WRITING TIP: Embrace partial truths and acts of the spirit

Before we’ve written something, it exists as potentiality with the whole world attached to it, giving it layers of meaning. As soon as we start to write, it begins to take form and it’s difficult — or maybe even impossible — to capture the whole gestalt that exists in us and that drives us to expression. Trying to control the work doesn’t make this any easier or more possible. In “Dancing at the Edge of the World,” Ursula LeGuin put it best: “Even under the most skilled control, the words will never fully embody the vision. Even with the most sympathetic reader, the truth will falter and grow partial. Writers have to get used to launching something beautiful and watching it crash and burn. They also have to learn when to let go control, when the work takes off on its own and flies, farther than they ever planned or imagined, to places they didn’t know they knew. All makers must leave room for the acts of the spirit.

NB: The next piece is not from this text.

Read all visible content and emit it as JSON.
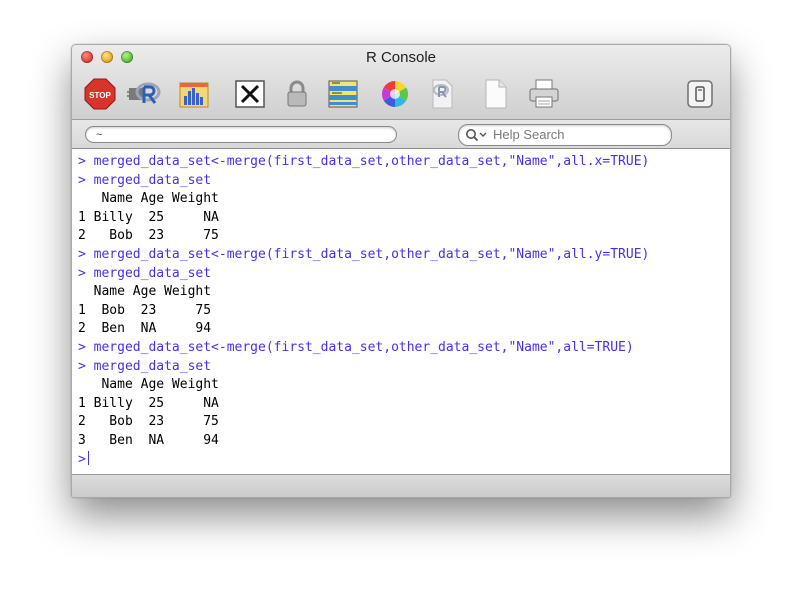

But they have to work hard and carefully, and wait patiently, to deserve them.”